The Super League would quickly become a stale and boring format. With no variety, seeing big clubs play one another repeatedly would quickly lose its novelty. It would remove any possibility of seeing the upsets and underdog victories that are as are seen in the domestic leagues, as well as in competitions like the FA Cup. This leads to into the greater issue, which is that the ESL would be inherently anti-competitive.

The idea of any team working their way up and superseding the big clubs is one of the most entertaining aspects of football’s tier system. In a Super League, a story like Leicester getting promoted to the Premier League in 2014 and winning it in 2016 could never happen, and football would be significantly worse off for it.

The arrogance of the owners to declare themselves to be Europe’s elite without contest was also aggravating. Tottenham, for example, last won a league title in 1961., and They have never won a European title. Yet, by unmerited invitation, they would permanently be amongst the top 12 teams in Europe if a Super League went ahead. On the other hand, a team like West Ham, who came 16th last year, are currently 5th and have a strong chance of qualifying for Champions League football in the current system. Removing the ability for teams to compete would not only be unfair, but it simply would not reflect football as it currently exists in the modern game.
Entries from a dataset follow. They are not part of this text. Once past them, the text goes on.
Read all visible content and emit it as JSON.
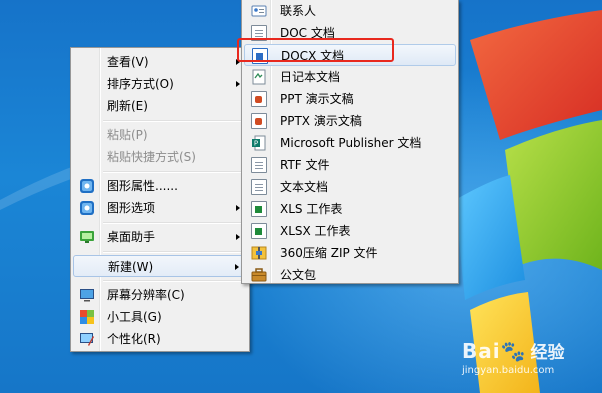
{
  "context_menu": {
    "items": [
      {
        "label": "查看(V)",
        "has_submenu": true,
        "disabled": false
      },
      {
        "label": "排序方式(O)",
        "has_submenu": true,
        "disabled": false
      },
      {
        "label": "刷新(E)",
        "has_submenu": false,
        "disabled": false
      },
      {
        "label": "粘贴(P)",
        "has_submenu": false,
        "disabled": true
      },
      {
        "label": "粘贴快捷方式(S)",
        "has_submenu": false,
        "disabled": true
      },
      {
        "label": "图形属性......",
        "has_submenu": false,
        "disabled": false
      },
      {
        "label": "图形选项",
        "has_submenu": true,
        "disabled": false
      },
      {
        "label": "桌面助手",
        "has_submenu": true,
        "disabled": false
      },
      {
        "label": "新建(W)",
        "has_submenu": true,
        "disabled": false,
        "active": true
      },
      {
        "label": "屏幕分辨率(C)",
        "has_submenu": false,
        "disabled": false
      },
      {
        "label": "小工具(G)",
        "has_submenu": false,
        "disabled": false
      },
      {
        "label": "个性化(R)",
        "has_submenu": false,
        "disabled": false
      }
    ]
  },
  "new_submenu": {
    "items": [
      {
        "label": "联系人",
        "icon": "contact-card-icon"
      },
      {
        "label": "DOC 文档",
        "icon": "doc-document-icon"
      },
      {
        "label": "DOCX 文档",
        "icon": "docx-document-icon",
        "highlighted": true
      },
      {
        "label": "日记本文档",
        "icon": "journal-document-icon"
      },
      {
        "label": "PPT 演示文稿",
        "icon": "ppt-presentation-icon"
      },
      {
        "label": "PPTX 演示文稿",
        "icon": "pptx-presentation-icon"
      },
      {
        "label": "Microsoft Publisher 文档",
        "icon": "publisher-document-icon"
      },
      {
        "label": "RTF 文件",
        "icon": "rtf-document-icon"
      },
      {
        "label": "文本文档",
        "icon": "text-document-icon"
      },
      {
        "label": "XLS 工作表",
        "icon": "xls-worksheet-icon"
      },
      {
        "label": "XLSX 工作表",
        "icon": "xlsx-worksheet-icon"
      },
      {
        "label": "360压缩 ZIP 文件",
        "icon": "zip-archive-icon"
      },
      {
        "label": "公文包",
        "icon": "briefcase-icon"
      }
    ]
  },
  "watermark": {
    "brand": "Bai",
    "brand2": "经验",
    "url": "jingyan.baidu.com"
  },
  "colors": {
    "highlight_border": "#e8281e",
    "desktop_blue": "#1b86d6"
  }
}
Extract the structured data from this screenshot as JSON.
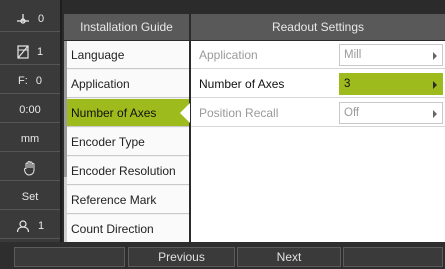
{
  "status_bar": {
    "items": [
      {
        "icon": "datum-icon",
        "value": "0"
      },
      {
        "icon": "tool-icon",
        "value": "1"
      },
      {
        "label": "F:",
        "value": "0"
      },
      {
        "value": "0:00"
      },
      {
        "value": "mm"
      },
      {
        "icon": "hand-icon"
      },
      {
        "value": "Set"
      },
      {
        "icon": "user-icon",
        "value": "1"
      }
    ]
  },
  "guide": {
    "title": "Installation Guide",
    "items": [
      {
        "label": "Language"
      },
      {
        "label": "Application"
      },
      {
        "label": "Number of Axes"
      },
      {
        "label": "Encoder Type"
      },
      {
        "label": "Encoder Resolution"
      },
      {
        "label": "Reference Mark"
      },
      {
        "label": "Count Direction"
      }
    ],
    "selected": "Number of Axes"
  },
  "settings": {
    "title": "Readout Settings",
    "rows": [
      {
        "label": "Application",
        "value": "Mill"
      },
      {
        "label": "Number of Axes",
        "value": "3"
      },
      {
        "label": "Position Recall",
        "value": "Off"
      }
    ]
  },
  "softkeys": {
    "items": [
      {
        "label": ""
      },
      {
        "label": "Previous"
      },
      {
        "label": "Next"
      },
      {
        "label": ""
      }
    ]
  },
  "colors": {
    "accent": "#9dbb1c",
    "header": "#595959",
    "background": "#2b2b2b"
  }
}
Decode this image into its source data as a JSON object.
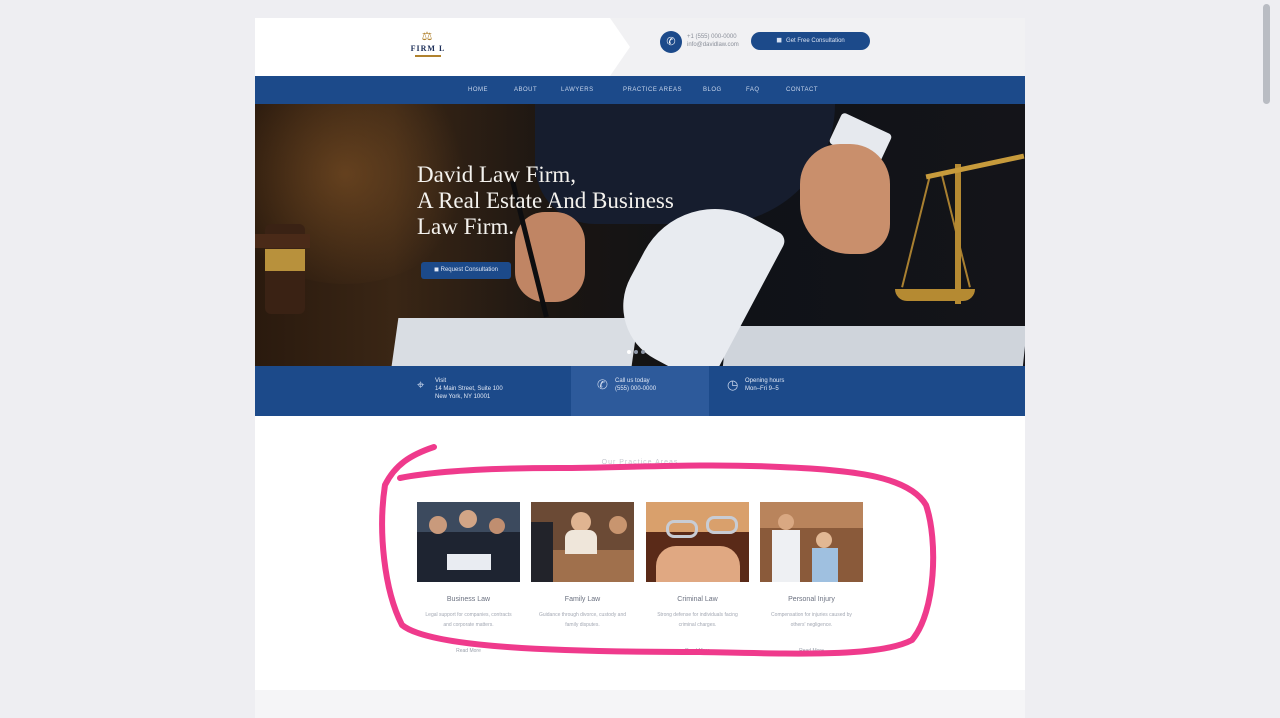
{
  "header": {
    "logo_mark": "⚖",
    "logo_text": "FIRM L",
    "phone_lines": [
      "+1 (555) 000-0000",
      "info@davidlaw.com"
    ],
    "phone_icon": "phone-icon",
    "cta_label": "Get Free Consultation",
    "cta_icon": "chat-icon"
  },
  "nav": {
    "items": [
      "HOME",
      "ABOUT",
      "LAWYERS",
      "PRACTICE AREAS",
      "BLOG",
      "FAQ",
      "CONTACT"
    ]
  },
  "hero": {
    "title_lines": [
      "David Law Firm,",
      "A Real Estate And Business",
      "Law Firm."
    ],
    "button_label": "Request Consultation",
    "button_icon": "chat-icon",
    "slides_total": 3,
    "slide_active": 1
  },
  "features": [
    {
      "icon": "map-pin-icon",
      "lines": [
        "Visit",
        "14 Main Street, Suite 100",
        "New York, NY 10001"
      ]
    },
    {
      "icon": "phone-icon",
      "lines": [
        "Call us today",
        "(555) 000-0000"
      ]
    },
    {
      "icon": "clock-icon",
      "lines": [
        "Opening hours",
        "Mon–Fri 9–5"
      ]
    }
  ],
  "practice": {
    "section_title": "Our Practice Areas",
    "cards": [
      {
        "title": "Business Law",
        "desc": "Legal support for companies, contracts and corporate matters.",
        "link": "Read More"
      },
      {
        "title": "Family Law",
        "desc": "Guidance through divorce, custody and family disputes.",
        "link": "Read More"
      },
      {
        "title": "Criminal Law",
        "desc": "Strong defense for individuals facing criminal charges.",
        "link": "Read More"
      },
      {
        "title": "Personal Injury",
        "desc": "Compensation for injuries caused by others' negligence.",
        "link": "Read More"
      }
    ]
  },
  "annotation": {
    "color": "#ef3a8c"
  },
  "colors": {
    "brand_blue": "#1c4a8a",
    "gold": "#b0822e"
  }
}
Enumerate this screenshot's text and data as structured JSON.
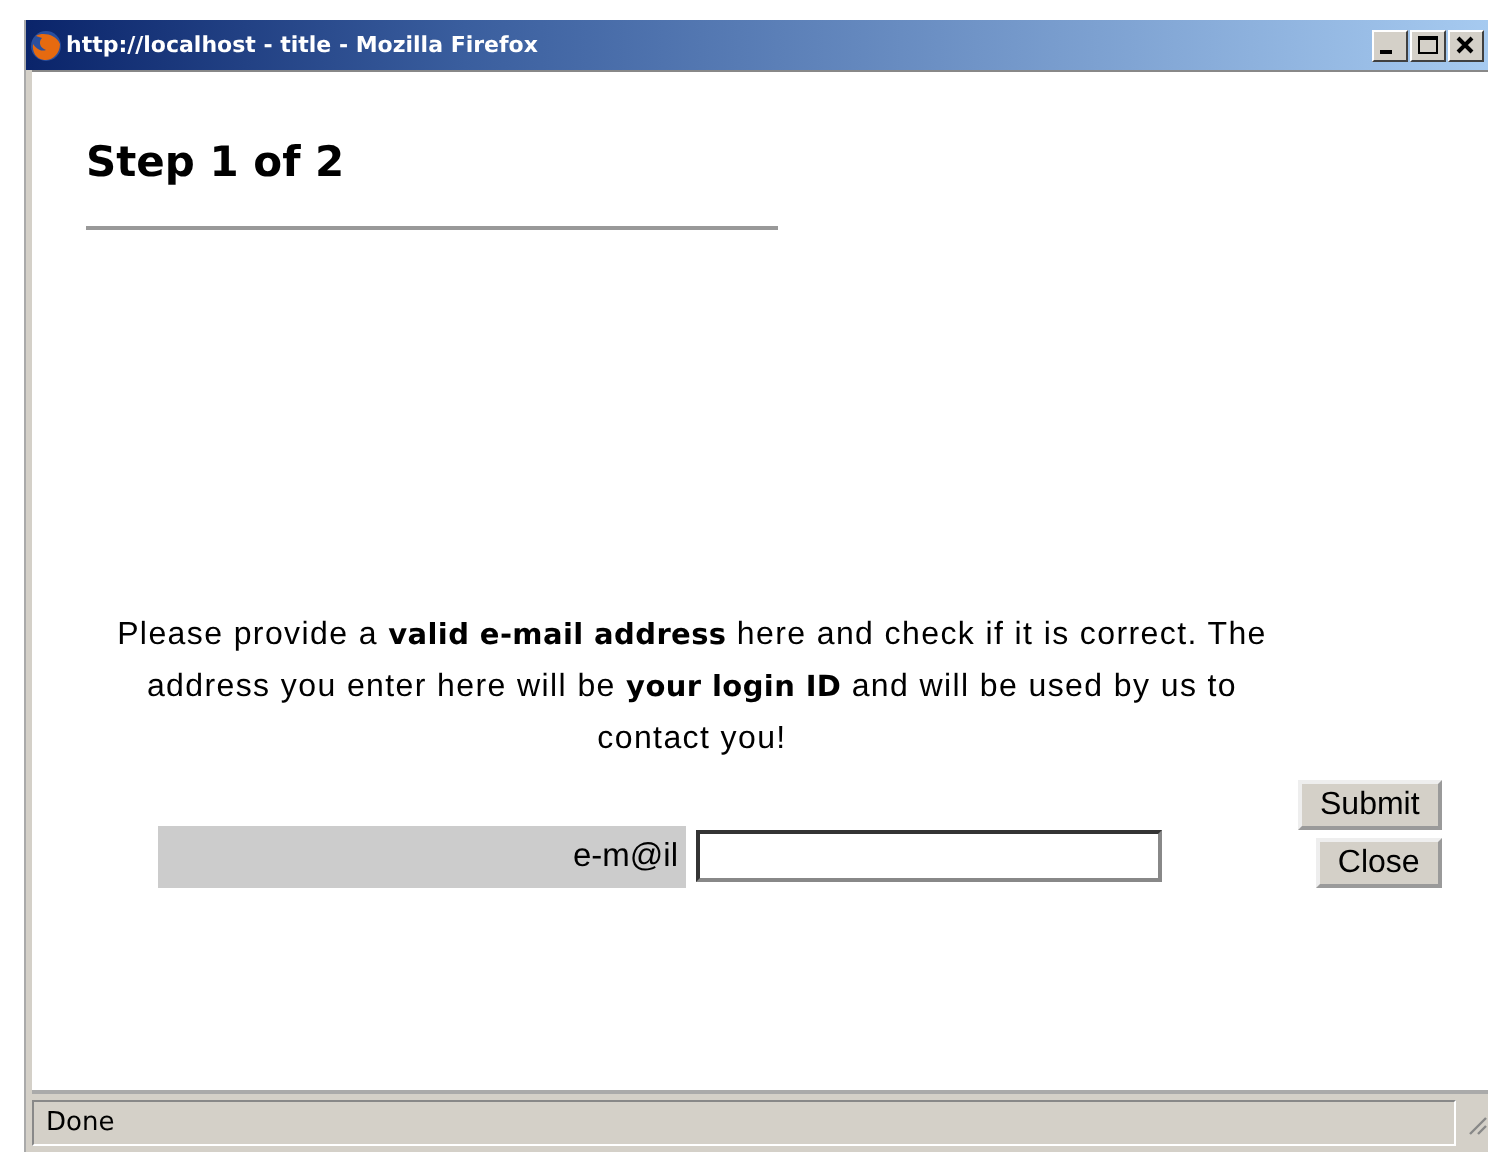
{
  "window": {
    "title": "http://localhost - title - Mozilla Firefox"
  },
  "heading": "Step 1 of 2",
  "message": "Please provide a **valid e-mail address** here and check if it is correct. The address you enter here will be **your login ID** and will be used by us to contact you!",
  "form": {
    "label": "e-m@il"
  },
  "buttons": [
    {
      "label": "Submit"
    },
    {
      "label": "Close"
    }
  ],
  "status_bar": "Done"
}
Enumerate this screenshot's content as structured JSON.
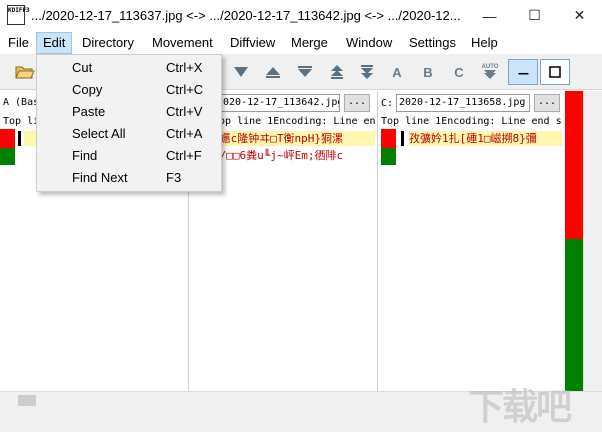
{
  "window": {
    "icon_text": "KDIFF3",
    "title": ".../2020-12-17_113637.jpg <-> .../2020-12-17_113642.jpg <-> .../2020-12...",
    "minimize": "—",
    "maximize": "☐",
    "close": "✕"
  },
  "menubar": {
    "items": [
      "File",
      "Edit",
      "Directory",
      "Movement",
      "Diffview",
      "Merge",
      "Window",
      "Settings",
      "Help"
    ]
  },
  "edit_menu": {
    "items": [
      {
        "label": "Cut",
        "shortcut": "Ctrl+X"
      },
      {
        "label": "Copy",
        "shortcut": "Ctrl+C"
      },
      {
        "label": "Paste",
        "shortcut": "Ctrl+V"
      },
      {
        "label": "Select All",
        "shortcut": "Ctrl+A"
      },
      {
        "label": "Find",
        "shortcut": "Ctrl+F"
      },
      {
        "label": "Find Next",
        "shortcut": "F3"
      }
    ]
  },
  "toolbar": {
    "letters": [
      "A",
      "B",
      "C"
    ],
    "auto": "AUTO",
    "line_btn": "---"
  },
  "panes": {
    "a": {
      "head": "A (Bas",
      "info": "Top li"
    },
    "b": {
      "path": "2020-12-17_113642.jpg",
      "browse": "...",
      "info": "Top line 1Encoding: Line end s",
      "line1": "0嬺c隆钟ヰ□T衡npH}狪漯",
      "line2": "s/□□6粪u╙j~岼Em;徆陫c"
    },
    "c": {
      "label": "C:",
      "path": "2020-12-17_113658.jpg",
      "browse": "...",
      "info": "Top line 1Encoding: Line end s",
      "line1": "孜彍妗1扎[硾1□嵫搠8}彌"
    }
  },
  "colors": {
    "diff_red": "#ff0000",
    "diff_green": "#008000",
    "diff_yellow": "#fff7ad",
    "diff_text_red": "#c00000",
    "menu_highlight": "#cce4f7"
  },
  "watermark": "下载吧"
}
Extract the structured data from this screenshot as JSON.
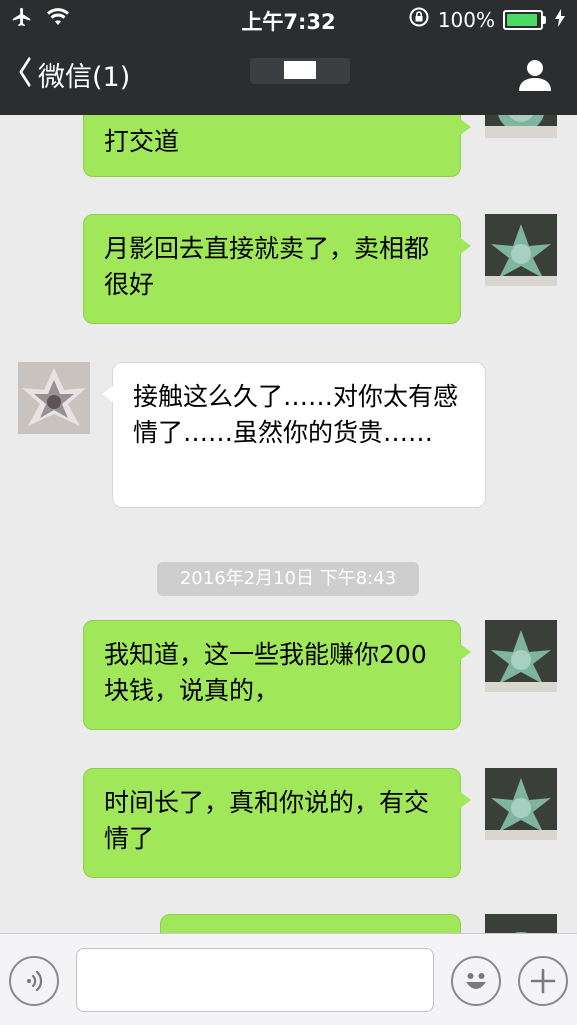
{
  "status_bar": {
    "time": "上午7:32",
    "battery": "100%",
    "icons": [
      "airplane-icon",
      "wifi-icon",
      "rotation-lock-icon",
      "battery-icon",
      "charging-icon"
    ]
  },
  "nav": {
    "back_label": "微信(1)",
    "icons": [
      "chevron-left-icon",
      "profile-icon"
    ]
  },
  "messages": [
    {
      "side": "out",
      "text": "打交道"
    },
    {
      "side": "out",
      "text": "月影回去直接就卖了，卖相都很好"
    },
    {
      "side": "in",
      "text": "接触这么久了……对你太有感情了……虽然你的货贵……"
    },
    {
      "side": "out",
      "text": "我知道，这一些我能赚你200块钱，说真的，"
    },
    {
      "side": "out",
      "text": "时间长了，真和你说的，有交情了"
    }
  ],
  "timestamp": "2016年2月10日 下午8:43",
  "input_bar": {
    "icons": [
      "voice-icon",
      "emoji-icon",
      "plus-icon"
    ],
    "text_value": ""
  },
  "colors": {
    "header_bg": "#2b2d2e",
    "chat_bg": "#ebebeb",
    "outgoing_bubble": "#a0e75a",
    "incoming_bubble": "#ffffff",
    "battery_fill": "#4cd964"
  }
}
On Tuesday, senior figures in the game, such as Pep Guardiola, Jordan Henderson and Bruno Fernandes, started to speak out against the project. Fan backlash was even more intense, culminating in around a thousand Chelsea fans demonstrating outside Stamford Bridge. Clubs began to cave, starting with Chelsea and ending in all six English clubs folding by the end of Tuesday evening. 

Clubs then issued grovelling apologies, with club PR departments demonstrating varying levels of skill in backtracking on their betrayal of fans. It felt like, for once, after years of being ignored, ordinary fans had triumphed over the interests of billionaire owners. It was a good day to be a football fan.

While the demise of the Super League is great news, it has also brought attention to the hypocrisy and greed of almost all of the key footballing institutions.

UEFA, the main target of the Super League, is itself a deeply corrupt institution that has repeatedly failed to take action against big clubs that have broken financial rules. It has also now passed reforms to the Champions League format that benefit big teams in order to generate more revenue.

Sky Sports was one of the key platforms leading the charge against the Super League, however, it was and still is responsible for helping create the modern structure. By pumping huge amounts of TV money into football, it has contributed in attracting parasitic American sports owners and oil moguls from around the world to English football in the first place.

However, there has never been a better time to reform football. The Super League drew bipartisan opposition, with both Boris Johnson and Keir Starmer strongly opposing the move. The government announced a review into football governance, with the PM being open to the German model where fans must legally own 51% of the club. As well as ownership, there are other major related issues such as extortionate ticket prices. Arsenal, for example, charge as much as £97 for big games despite declining investment from the club and increasingly poor performances on the pitch.

Popularity of owners is at rock-bottom. Some sponsors have begun pulling their financial backing from clubs due to the reaction from fans. Liverpool’s timing partner Tribus has cut ties with the club, and other sponsors are considering their options. If enough sponsors act, this current batch of owners will have their pockets hit, the only real way of convincing them to sell the club.

Fans have had their eyes opened, and the momentum is with us to apply pressure to owners, sponsors and the government. Only if the pressure is kept up can the game enact the changes football needs, to stop owners like the Glazers, Kroenkes and FSG trying and succeeding with another attempt in the future.